“Primary aim of AHC is to represent Hindus in America who are U.S citizens, not all of them from India. Hindu Americans are from all nationalities. Americans who have been here for five or ten generations also convert to Hinduism. We want to represent them as well,” said Sue Ghosh, legal counsel for the AHC, an American-born Hindu. Ms. Gosh was an early supporter of President Donald Trump. The Trump campaign had entrusted her with the selection of delegates and all Maryland delegates for the Republican National Committee were handpicked by her last year.
Mr. Tewari has been an active member of the Rashtriya Swayamsevak Sangh (RSS) and an early supporter of the Republican Party while most Indian Americans stayed with the Democratic Party. He stays in touch with the leadership of the RSS. Mr. Tewari says he has learnt from his experience that the notion of ‘Indian’ American does not go well with the American mainstream. “For the Hindus to be part of the mainstream of American politics, they have to give up this notion of being ‘Indian’ Americans. That signals mixed loyalties. Religion is constitutionally protected in America and that can be the legitimate the basis of organisation,” he said.
An organisation called the Republican Hindu Coalition (RHC) claims to speak for Hindus but leaders of AHC said the new platform would be unique because of the bipartisan character that they plan to bring. “RHC is limited to the Republican Party. We will reach out to Democrats and independents, whoever is willing to support our platform,” said John Jaggers, Strategic Advisor of AHC. The organisation plans to open an office in the Washington area and appoint full time staff to organise events with U.S lawmakers, executive officials and regulators. “Limited governance and strong national defence are our priority. We believe in economic nationalism and we wish to invest in America and make America strong. On the other side we support strong national defence based on the principle of peace through strength,” Ms. Ghosh said. “And Hindu values are family values, that we support.” She said the organisation was planning multipronged measures against the CNN for airing a documentary that portrayed Hinduism in poor light recently.
“We are not going be leaning towards any party. Anybody who supports our platform, we support them.
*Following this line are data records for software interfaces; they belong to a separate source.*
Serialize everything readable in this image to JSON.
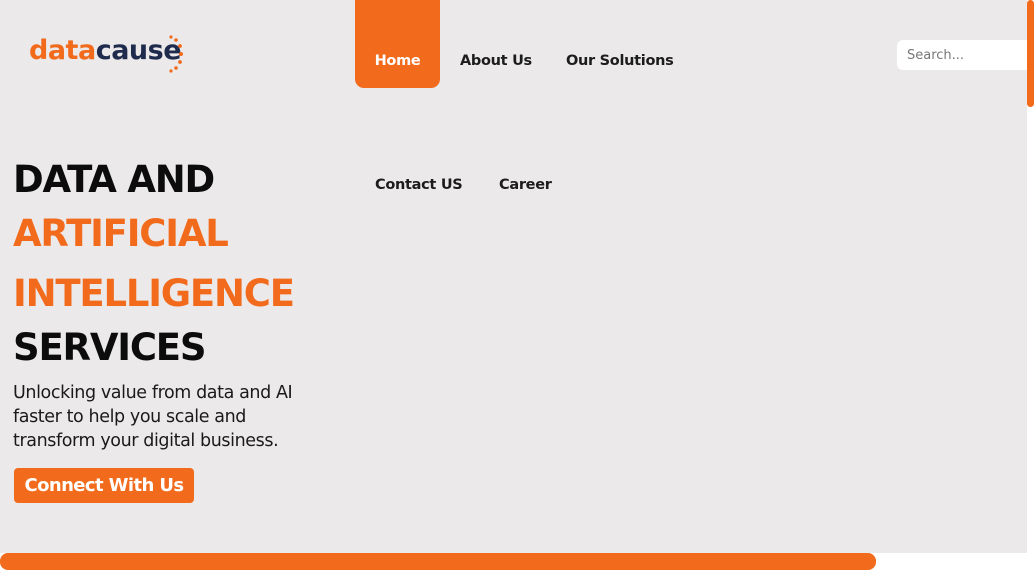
{
  "brand": {
    "logo_part1": "data",
    "logo_part2": "cause",
    "orange": "#f26a1b",
    "navy": "#1f2b4d"
  },
  "nav": {
    "home": "Home",
    "about": "About Us",
    "solutions": "Our Solutions",
    "contact": "Contact US",
    "career": "Career"
  },
  "search": {
    "placeholder": "Search..."
  },
  "hero": {
    "line1": "DATA AND",
    "line2": "ARTIFICIAL",
    "line3": "INTELLIGENCE",
    "line4": "SERVICES",
    "subtitle": "Unlocking value from data and AI faster to help you scale and transform your digital business.",
    "cta": "Connect With Us"
  },
  "colors": {
    "background": "#ebe9e9",
    "accent": "#f26a1b",
    "text": "#0c0c0c"
  }
}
There are Democrats and there are Republicans who support us,” she said. The AHC website has pictures of Mr. Trump and all Democratic members of Congress, including non-Hindus such as Ami Bera. U.S Ambassador to the UN Nikki Haley also appears on the site though she is a Christian. “They all subscribe to the Hindu enlightenment principles,” said Ms. Ghosh.
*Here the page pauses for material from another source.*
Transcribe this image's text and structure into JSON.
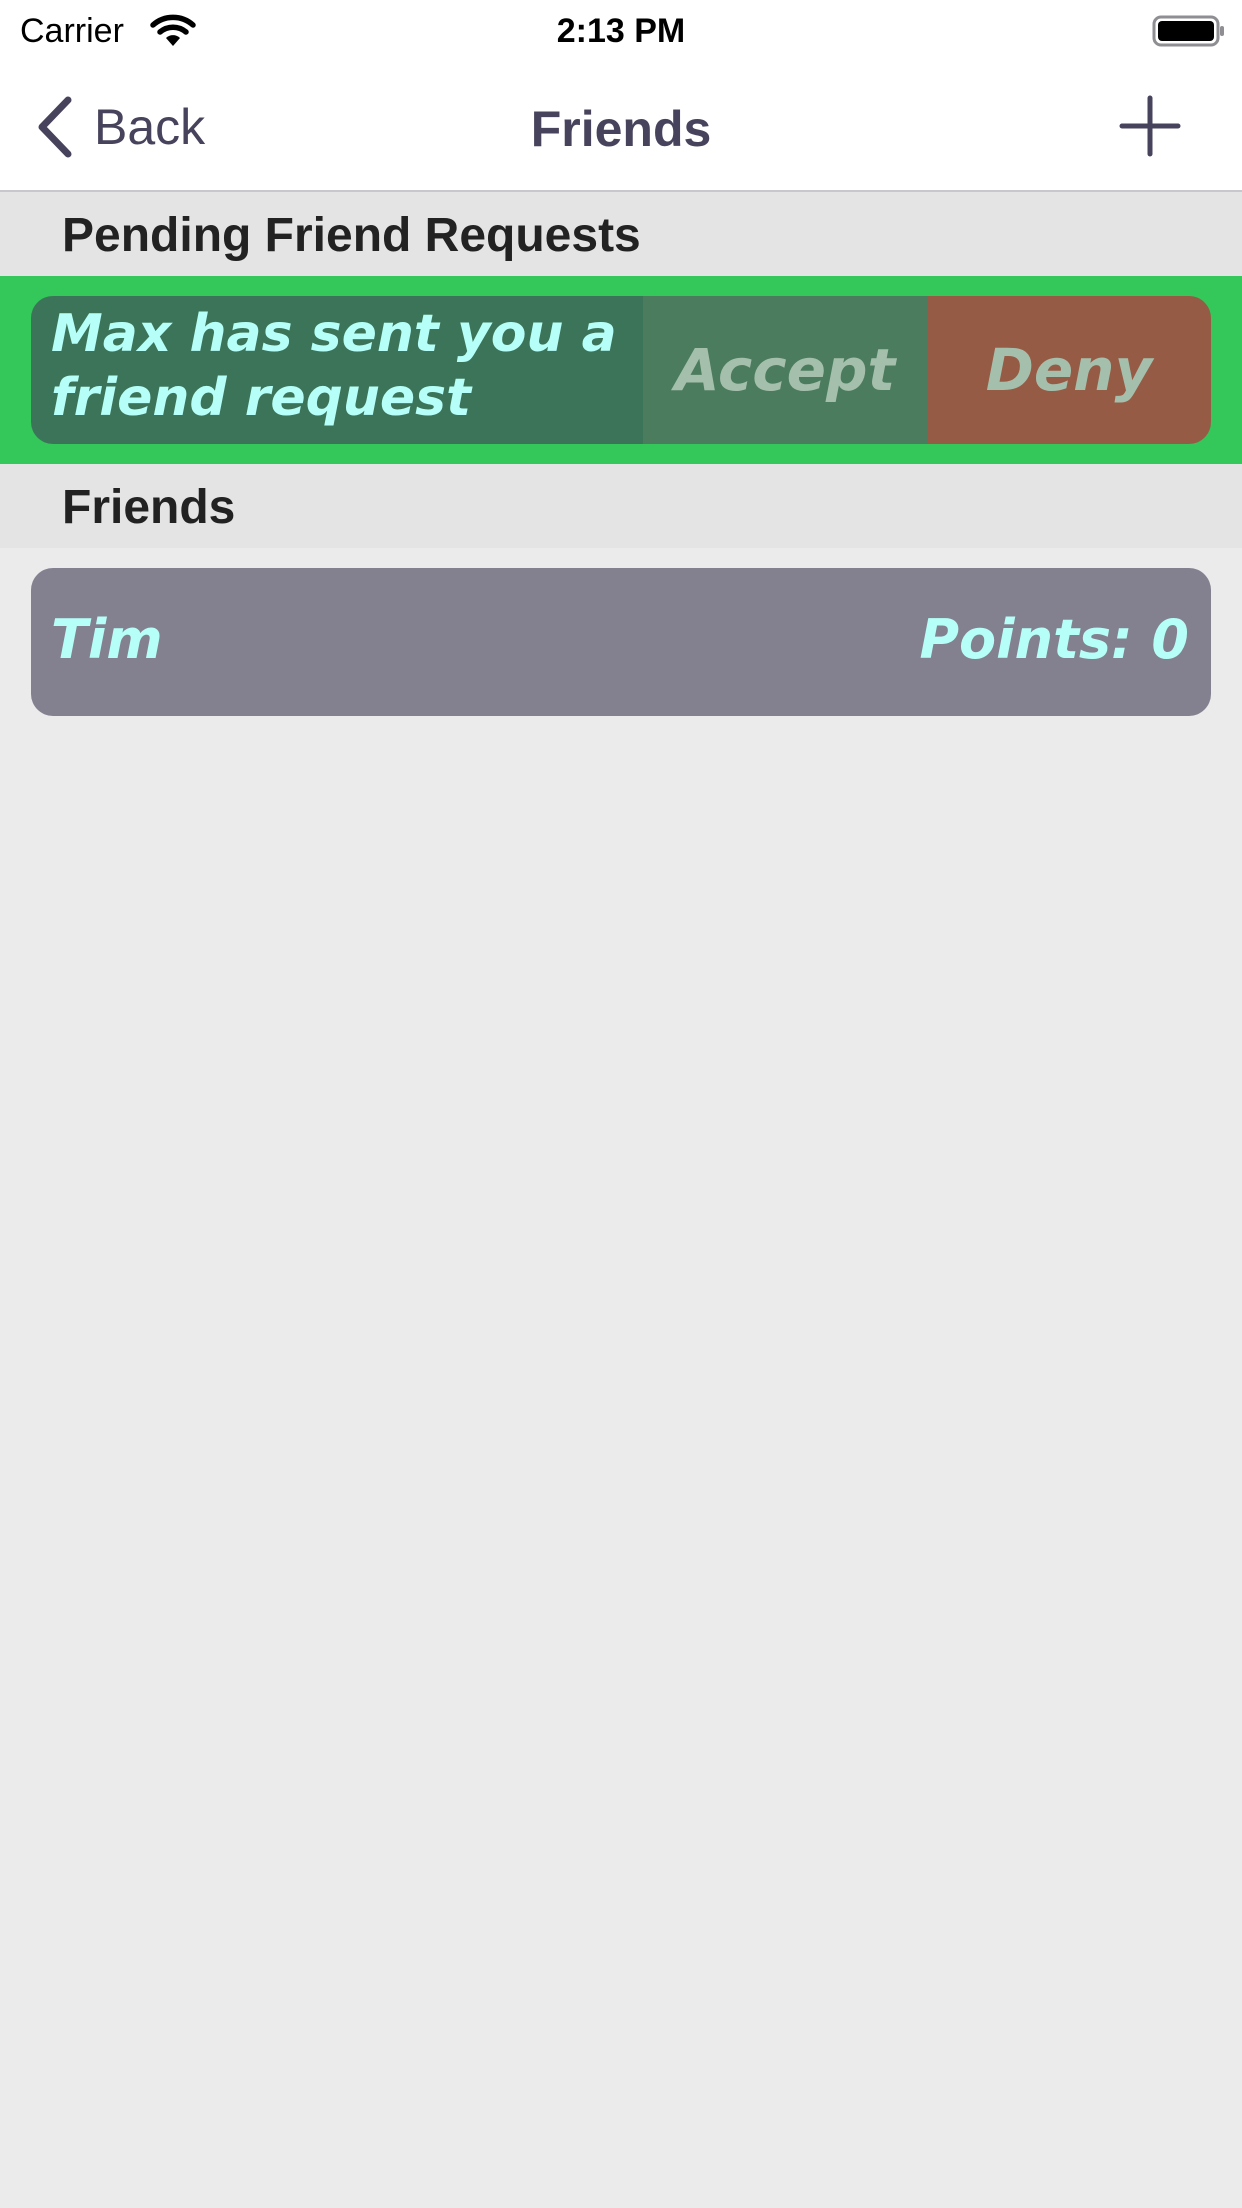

AHC will advocate strong strategic relations between the U.S and India, said Ms. Ghosh. “There is a convergence between the two countries, both in terms of threats and interests,” she said. Mr. Tewari said the idea is to convince American policy makers that good relations with India are in the interests of America. “There is no point repeating to Americans what India’s interests are. We have to speak from the perspective of American interests. And we have to bring together all patriotic Americans together to achieve that,” he said.